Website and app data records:
-------------------------
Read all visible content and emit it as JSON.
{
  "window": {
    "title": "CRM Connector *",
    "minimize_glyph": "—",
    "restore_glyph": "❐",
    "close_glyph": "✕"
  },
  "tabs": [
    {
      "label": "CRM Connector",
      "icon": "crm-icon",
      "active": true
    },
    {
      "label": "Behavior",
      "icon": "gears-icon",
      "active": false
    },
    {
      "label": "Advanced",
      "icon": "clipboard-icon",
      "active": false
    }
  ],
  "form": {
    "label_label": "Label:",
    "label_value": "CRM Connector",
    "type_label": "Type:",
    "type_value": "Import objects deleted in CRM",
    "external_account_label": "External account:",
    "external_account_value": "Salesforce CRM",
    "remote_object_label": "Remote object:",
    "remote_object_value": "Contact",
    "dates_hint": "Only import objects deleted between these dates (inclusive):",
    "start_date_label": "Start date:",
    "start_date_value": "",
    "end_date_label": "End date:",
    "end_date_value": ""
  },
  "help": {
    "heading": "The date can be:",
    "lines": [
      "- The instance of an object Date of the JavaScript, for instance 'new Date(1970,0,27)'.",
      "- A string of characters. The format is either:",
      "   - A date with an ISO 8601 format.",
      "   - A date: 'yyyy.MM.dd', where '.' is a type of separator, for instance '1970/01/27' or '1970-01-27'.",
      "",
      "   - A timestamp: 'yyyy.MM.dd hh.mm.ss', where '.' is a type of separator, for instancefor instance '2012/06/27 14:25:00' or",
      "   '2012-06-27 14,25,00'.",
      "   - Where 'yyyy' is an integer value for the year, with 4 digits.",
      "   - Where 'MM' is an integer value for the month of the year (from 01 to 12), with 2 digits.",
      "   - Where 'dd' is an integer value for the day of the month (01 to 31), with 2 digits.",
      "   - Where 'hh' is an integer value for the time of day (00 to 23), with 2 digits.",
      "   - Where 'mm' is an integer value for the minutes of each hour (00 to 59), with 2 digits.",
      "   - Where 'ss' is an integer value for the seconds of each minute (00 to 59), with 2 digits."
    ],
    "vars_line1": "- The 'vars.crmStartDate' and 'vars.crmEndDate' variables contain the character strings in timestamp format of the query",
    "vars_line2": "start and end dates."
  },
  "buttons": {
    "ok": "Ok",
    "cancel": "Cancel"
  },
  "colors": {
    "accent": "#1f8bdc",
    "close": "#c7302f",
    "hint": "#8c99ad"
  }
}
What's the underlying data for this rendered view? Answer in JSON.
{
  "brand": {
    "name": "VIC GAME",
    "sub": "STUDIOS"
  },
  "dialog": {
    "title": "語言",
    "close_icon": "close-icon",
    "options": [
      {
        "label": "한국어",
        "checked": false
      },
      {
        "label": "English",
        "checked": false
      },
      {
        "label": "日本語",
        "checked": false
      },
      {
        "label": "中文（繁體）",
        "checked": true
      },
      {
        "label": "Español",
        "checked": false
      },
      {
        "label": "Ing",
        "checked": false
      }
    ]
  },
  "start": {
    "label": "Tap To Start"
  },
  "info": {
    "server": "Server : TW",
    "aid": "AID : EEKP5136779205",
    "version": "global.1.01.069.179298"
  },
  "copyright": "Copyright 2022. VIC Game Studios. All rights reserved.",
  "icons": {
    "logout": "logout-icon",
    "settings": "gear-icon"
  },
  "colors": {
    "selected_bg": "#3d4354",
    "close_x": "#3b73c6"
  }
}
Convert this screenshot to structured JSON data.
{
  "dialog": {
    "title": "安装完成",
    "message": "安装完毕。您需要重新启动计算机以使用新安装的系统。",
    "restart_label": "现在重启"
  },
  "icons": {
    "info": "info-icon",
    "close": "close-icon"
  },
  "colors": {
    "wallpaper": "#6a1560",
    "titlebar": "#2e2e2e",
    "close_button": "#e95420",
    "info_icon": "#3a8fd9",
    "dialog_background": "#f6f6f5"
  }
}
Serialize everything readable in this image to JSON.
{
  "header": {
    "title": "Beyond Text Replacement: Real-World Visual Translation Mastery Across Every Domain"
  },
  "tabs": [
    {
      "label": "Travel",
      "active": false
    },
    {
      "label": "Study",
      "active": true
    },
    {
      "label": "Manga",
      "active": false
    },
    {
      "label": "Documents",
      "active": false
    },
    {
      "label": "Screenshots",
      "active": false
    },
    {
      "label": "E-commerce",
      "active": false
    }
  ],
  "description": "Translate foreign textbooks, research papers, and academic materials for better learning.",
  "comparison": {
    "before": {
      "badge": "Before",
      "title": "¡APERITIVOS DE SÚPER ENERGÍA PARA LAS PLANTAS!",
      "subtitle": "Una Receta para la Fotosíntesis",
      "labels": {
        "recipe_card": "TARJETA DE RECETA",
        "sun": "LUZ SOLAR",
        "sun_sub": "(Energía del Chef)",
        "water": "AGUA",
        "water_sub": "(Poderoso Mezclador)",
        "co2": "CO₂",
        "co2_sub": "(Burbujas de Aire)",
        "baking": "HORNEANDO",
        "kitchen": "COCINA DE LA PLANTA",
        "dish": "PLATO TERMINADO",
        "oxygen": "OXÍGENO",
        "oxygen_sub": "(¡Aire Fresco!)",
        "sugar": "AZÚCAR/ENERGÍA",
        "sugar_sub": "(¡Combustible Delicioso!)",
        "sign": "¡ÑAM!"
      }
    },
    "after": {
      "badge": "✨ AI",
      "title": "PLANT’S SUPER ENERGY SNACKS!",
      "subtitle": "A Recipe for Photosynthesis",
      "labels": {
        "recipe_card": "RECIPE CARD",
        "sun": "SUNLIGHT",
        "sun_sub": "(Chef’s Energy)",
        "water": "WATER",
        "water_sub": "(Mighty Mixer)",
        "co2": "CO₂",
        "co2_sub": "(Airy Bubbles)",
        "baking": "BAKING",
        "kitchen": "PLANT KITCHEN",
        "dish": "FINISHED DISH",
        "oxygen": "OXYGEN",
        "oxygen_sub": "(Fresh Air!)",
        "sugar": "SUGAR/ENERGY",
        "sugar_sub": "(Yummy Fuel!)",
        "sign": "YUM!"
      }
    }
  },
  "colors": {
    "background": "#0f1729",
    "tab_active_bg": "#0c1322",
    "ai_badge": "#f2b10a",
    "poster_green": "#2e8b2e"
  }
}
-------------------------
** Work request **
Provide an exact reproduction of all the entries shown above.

** Output of the exercise **
Read all visible content and emit it as JSON.
{
  "window": {
    "title": "CRM Connector *",
    "minimize_glyph": "—",
    "restore_glyph": "❐",
    "close_glyph": "✕"
  },
  "tabs": [
    {
      "label": "CRM Connector",
      "icon": "crm-icon",
      "active": true
    },
    {
      "label": "Behavior",
      "icon": "gears-icon",
      "active": false
    },
    {
      "label": "Advanced",
      "icon": "clipboard-icon",
      "active": false
    }
  ],
  "form": {
    "label_label": "Label:",
    "label_value": "CRM Connector",
    "type_label": "Type:",
    "type_value": "Import objects deleted in CRM",
    "external_account_label": "External account:",
    "external_account_value": "Salesforce CRM",
    "remote_object_label": "Remote object:",
    "remote_object_value": "Contact",
    "dates_hint": "Only import objects deleted between these dates (inclusive):",
    "start_date_label": "Start date:",
    "start_date_value": "",
    "end_date_label": "End date:",
    "end_date_value": ""
  },
  "help": {
    "heading": "The date can be:",
    "lines": [
      "- The instance of an object Date of the JavaScript, for instance 'new Date(1970,0,27)'.",
      "- A string of characters. The format is either:",
      "   - A date with an ISO 8601 format.",
      "   - A date: 'yyyy.MM.dd', where '.' is a type of separator, for instance '1970/01/27' or '1970-01-27'.",
      "",
      "   - A timestamp: 'yyyy.MM.dd hh.mm.ss', where '.' is a type of separator, for instancefor instance '2012/06/27 14:25:00' or",
      "   '2012-06-27 14,25,00'.",
      "   - Where 'yyyy' is an integer value for the year, with 4 digits.",
      "   - Where 'MM' is an integer value for the month of the year (from 01 to 12), with 2 digits.",
      "   - Where 'dd' is an integer value for the day of the month (01 to 31), with 2 digits.",
      "   - Where 'hh' is an integer value for the time of day (00 to 23), with 2 digits.",
      "   - Where 'mm' is an integer value for the minutes of each hour (00 to 59), with 2 digits.",
      "   - Where 'ss' is an integer value for the seconds of each minute (00 to 59), with 2 digits."
    ],
    "vars_line1": "- The 'vars.crmStartDate' and 'vars.crmEndDate' variables contain the character strings in timestamp format of the query",
    "vars_line2": "start and end dates."
  },
  "buttons": {
    "ok": "Ok",
    "cancel": "Cancel"
  },
  "colors": {
    "accent": "#1f8bdc",
    "close": "#c7302f",
    "hint": "#8c99ad"
  }
}
What's the underlying data for this rendered view? Answer in JSON.
{
  "brand": {
    "name": "VIC GAME",
    "sub": "STUDIOS"
  },
  "dialog": {
    "title": "語言",
    "close_icon": "close-icon",
    "options": [
      {
        "label": "한국어",
        "checked": false
      },
      {
        "label": "English",
        "checked": false
      },
      {
        "label": "日本語",
        "checked": false
      },
      {
        "label": "中文（繁體）",
        "checked": true
      },
      {
        "label": "Español",
        "checked": false
      },
      {
        "label": "Ing",
        "checked": false
      }
    ]
  },
  "start": {
    "label": "Tap To Start"
  },
  "info": {
    "server": "Server : TW",
    "aid": "AID : EEKP5136779205",
    "version": "global.1.01.069.179298"
  },
  "copyright": "Copyright 2022. VIC Game Studios. All rights reserved.",
  "icons": {
    "logout": "logout-icon",
    "settings": "gear-icon"
  },
  "colors": {
    "selected_bg": "#3d4354",
    "close_x": "#3b73c6"
  }
}
Convert this screenshot to structured JSON data.
{
  "dialog": {
    "title": "安装完成",
    "message": "安装完毕。您需要重新启动计算机以使用新安装的系统。",
    "restart_label": "现在重启"
  },
  "icons": {
    "info": "info-icon",
    "close": "close-icon"
  },
  "colors": {
    "wallpaper": "#6a1560",
    "titlebar": "#2e2e2e",
    "close_button": "#e95420",
    "info_icon": "#3a8fd9",
    "dialog_background": "#f6f6f5"
  }
}
Serialize everything readable in this image to JSON.
{
  "header": {
    "title": "Beyond Text Replacement: Real-World Visual Translation Mastery Across Every Domain"
  },
  "tabs": [
    {
      "label": "Travel",
      "active": false
    },
    {
      "label": "Study",
      "active": true
    },
    {
      "label": "Manga",
      "active": false
    },
    {
      "label": "Documents",
      "active": false
    },
    {
      "label": "Screenshots",
      "active": false
    },
    {
      "label": "E-commerce",
      "active": false
    }
  ],
  "description": "Translate foreign textbooks, research papers, and academic materials for better learning.",
  "comparison": {
    "before": {
      "badge": "Before",
      "title": "¡APERITIVOS DE SÚPER ENERGÍA PARA LAS PLANTAS!",
      "subtitle": "Una Receta para la Fotosíntesis",
      "labels": {
        "recipe_card": "TARJETA DE RECETA",
        "sun": "LUZ SOLAR",
        "sun_sub": "(Energía del Chef)",
        "water": "AGUA",
        "water_sub": "(Poderoso Mezclador)",
        "co2": "CO₂",
        "co2_sub": "(Burbujas de Aire)",
        "baking": "HORNEANDO",
        "kitchen": "COCINA DE LA PLANTA",
        "dish": "PLATO TERMINADO",
        "oxygen": "OXÍGENO",
        "oxygen_sub": "(¡Aire Fresco!)",
        "sugar": "AZÚCAR/ENERGÍA",
        "sugar_sub": "(¡Combustible Delicioso!)",
        "sign": "¡ÑAM!"
      }
    },
    "after": {
      "badge": "✨ AI",
      "title": "PLANT’S SUPER ENERGY SNACKS!",
      "subtitle": "A Recipe for Photosynthesis",
      "labels": {
        "recipe_card": "RECIPE CARD",
        "sun": "SUNLIGHT",
        "sun_sub": "(Chef’s Energy)",
        "water": "WATER",
        "water_sub": "(Mighty Mixer)",
        "co2": "CO₂",
        "co2_sub": "(Airy Bubbles)",
        "baking": "BAKING",
        "kitchen": "PLANT KITCHEN",
        "dish": "FINISHED DISH",
        "oxygen": "OXYGEN",
        "oxygen_sub": "(Fresh Air!)",
        "sugar": "SUGAR/ENERGY",
        "sugar_sub": "(Yummy Fuel!)",
        "sign": "YUM!"
      }
    }
  },
  "colors": {
    "background": "#0f1729",
    "tab_active_bg": "#0c1322",
    "ai_badge": "#f2b10a",
    "poster_green": "#2e8b2e"
  }
}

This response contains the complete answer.